Entries provided:
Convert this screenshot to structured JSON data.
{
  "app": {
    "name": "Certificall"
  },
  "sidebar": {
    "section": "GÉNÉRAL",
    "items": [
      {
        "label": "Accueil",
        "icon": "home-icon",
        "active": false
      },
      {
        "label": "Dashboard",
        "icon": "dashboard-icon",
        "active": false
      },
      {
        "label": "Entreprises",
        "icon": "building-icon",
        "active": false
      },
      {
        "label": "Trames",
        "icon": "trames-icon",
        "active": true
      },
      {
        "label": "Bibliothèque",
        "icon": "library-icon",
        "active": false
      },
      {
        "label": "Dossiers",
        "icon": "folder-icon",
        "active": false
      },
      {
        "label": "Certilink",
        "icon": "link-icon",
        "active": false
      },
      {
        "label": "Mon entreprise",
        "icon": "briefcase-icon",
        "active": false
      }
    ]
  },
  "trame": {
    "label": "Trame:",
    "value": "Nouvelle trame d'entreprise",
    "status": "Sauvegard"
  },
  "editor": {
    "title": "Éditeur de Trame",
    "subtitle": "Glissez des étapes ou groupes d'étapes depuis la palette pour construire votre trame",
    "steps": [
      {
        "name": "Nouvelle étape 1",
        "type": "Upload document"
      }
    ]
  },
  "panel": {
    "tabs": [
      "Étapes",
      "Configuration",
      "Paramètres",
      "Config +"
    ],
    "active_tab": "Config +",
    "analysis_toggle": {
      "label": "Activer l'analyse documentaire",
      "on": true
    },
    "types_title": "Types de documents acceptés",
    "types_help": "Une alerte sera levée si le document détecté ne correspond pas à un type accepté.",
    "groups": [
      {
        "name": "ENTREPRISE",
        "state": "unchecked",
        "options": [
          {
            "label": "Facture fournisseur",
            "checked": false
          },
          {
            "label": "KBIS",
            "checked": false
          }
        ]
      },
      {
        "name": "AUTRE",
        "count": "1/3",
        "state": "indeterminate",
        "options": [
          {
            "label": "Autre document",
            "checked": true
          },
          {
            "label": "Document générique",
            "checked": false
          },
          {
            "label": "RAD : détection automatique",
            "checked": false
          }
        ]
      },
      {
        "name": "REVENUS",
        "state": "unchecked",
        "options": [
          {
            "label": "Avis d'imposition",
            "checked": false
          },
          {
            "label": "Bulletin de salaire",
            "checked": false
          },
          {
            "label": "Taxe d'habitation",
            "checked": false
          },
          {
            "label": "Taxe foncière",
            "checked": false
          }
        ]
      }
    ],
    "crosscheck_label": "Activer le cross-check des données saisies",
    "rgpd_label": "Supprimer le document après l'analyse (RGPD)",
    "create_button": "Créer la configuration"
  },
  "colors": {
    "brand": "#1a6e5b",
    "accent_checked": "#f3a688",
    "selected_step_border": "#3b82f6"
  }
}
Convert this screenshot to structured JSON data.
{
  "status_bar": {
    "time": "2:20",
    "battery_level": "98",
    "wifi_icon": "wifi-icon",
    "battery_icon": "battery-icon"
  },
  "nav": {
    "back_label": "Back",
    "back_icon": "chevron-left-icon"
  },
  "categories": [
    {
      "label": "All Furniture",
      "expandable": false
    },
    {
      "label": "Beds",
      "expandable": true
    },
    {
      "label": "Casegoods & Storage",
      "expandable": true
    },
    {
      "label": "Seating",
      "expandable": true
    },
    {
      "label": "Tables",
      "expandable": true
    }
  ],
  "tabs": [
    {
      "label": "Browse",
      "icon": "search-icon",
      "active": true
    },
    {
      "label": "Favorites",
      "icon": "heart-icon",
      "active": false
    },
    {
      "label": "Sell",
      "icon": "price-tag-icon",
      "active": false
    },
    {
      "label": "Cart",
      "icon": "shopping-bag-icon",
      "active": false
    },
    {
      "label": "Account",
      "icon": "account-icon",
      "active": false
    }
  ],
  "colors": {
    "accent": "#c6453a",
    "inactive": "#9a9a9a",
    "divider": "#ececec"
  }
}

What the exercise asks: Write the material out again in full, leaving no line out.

Output for this exercise:
Convert this screenshot to structured JSON data.
{
  "app": {
    "name": "Certificall"
  },
  "sidebar": {
    "section": "GÉNÉRAL",
    "items": [
      {
        "label": "Accueil",
        "icon": "home-icon",
        "active": false
      },
      {
        "label": "Dashboard",
        "icon": "dashboard-icon",
        "active": false
      },
      {
        "label": "Entreprises",
        "icon": "building-icon",
        "active": false
      },
      {
        "label": "Trames",
        "icon": "trames-icon",
        "active": true
      },
      {
        "label": "Bibliothèque",
        "icon": "library-icon",
        "active": false
      },
      {
        "label": "Dossiers",
        "icon": "folder-icon",
        "active": false
      },
      {
        "label": "Certilink",
        "icon": "link-icon",
        "active": false
      },
      {
        "label": "Mon entreprise",
        "icon": "briefcase-icon",
        "active": false
      }
    ]
  },
  "trame": {
    "label": "Trame:",
    "value": "Nouvelle trame d'entreprise",
    "status": "Sauvegard"
  },
  "editor": {
    "title": "Éditeur de Trame",
    "subtitle": "Glissez des étapes ou groupes d'étapes depuis la palette pour construire votre trame",
    "steps": [
      {
        "name": "Nouvelle étape 1",
        "type": "Upload document"
      }
    ]
  },
  "panel": {
    "tabs": [
      "Étapes",
      "Configuration",
      "Paramètres",
      "Config +"
    ],
    "active_tab": "Config +",
    "analysis_toggle": {
      "label": "Activer l'analyse documentaire",
      "on": true
    },
    "types_title": "Types de documents acceptés",
    "types_help": "Une alerte sera levée si le document détecté ne correspond pas à un type accepté.",
    "groups": [
      {
        "name": "ENTREPRISE",
        "state": "unchecked",
        "options": [
          {
            "label": "Facture fournisseur",
            "checked": false
          },
          {
            "label": "KBIS",
            "checked": false
          }
        ]
      },
      {
        "name": "AUTRE",
        "count": "1/3",
        "state": "indeterminate",
        "options": [
          {
            "label": "Autre document",
            "checked": true
          },
          {
            "label": "Document générique",
            "checked": false
          },
          {
            "label": "RAD : détection automatique",
            "checked": false
          }
        ]
      },
      {
        "name": "REVENUS",
        "state": "unchecked",
        "options": [
          {
            "label": "Avis d'imposition",
            "checked": false
          },
          {
            "label": "Bulletin de salaire",
            "checked": false
          },
          {
            "label": "Taxe d'habitation",
            "checked": false
          },
          {
            "label": "Taxe foncière",
            "checked": false
          }
        ]
      }
    ],
    "crosscheck_label": "Activer le cross-check des données saisies",
    "rgpd_label": "Supprimer le document après l'analyse (RGPD)",
    "create_button": "Créer la configuration"
  },
  "colors": {
    "brand": "#1a6e5b",
    "accent_checked": "#f3a688",
    "selected_step_border": "#3b82f6"
  }
}
Convert this screenshot to structured JSON data.
{
  "status_bar": {
    "time": "2:20",
    "battery_level": "98",
    "wifi_icon": "wifi-icon",
    "battery_icon": "battery-icon"
  },
  "nav": {
    "back_label": "Back",
    "back_icon": "chevron-left-icon"
  },
  "categories": [
    {
      "label": "All Furniture",
      "expandable": false
    },
    {
      "label": "Beds",
      "expandable": true
    },
    {
      "label": "Casegoods & Storage",
      "expandable": true
    },
    {
      "label": "Seating",
      "expandable": true
    },
    {
      "label": "Tables",
      "expandable": true
    }
  ],
  "tabs": [
    {
      "label": "Browse",
      "icon": "search-icon",
      "active": true
    },
    {
      "label": "Favorites",
      "icon": "heart-icon",
      "active": false
    },
    {
      "label": "Sell",
      "icon": "price-tag-icon",
      "active": false
    },
    {
      "label": "Cart",
      "icon": "shopping-bag-icon",
      "active": false
    },
    {
      "label": "Account",
      "icon": "account-icon",
      "active": false
    }
  ],
  "colors": {
    "accent": "#c6453a",
    "inactive": "#9a9a9a",
    "divider": "#ececec"
  }
}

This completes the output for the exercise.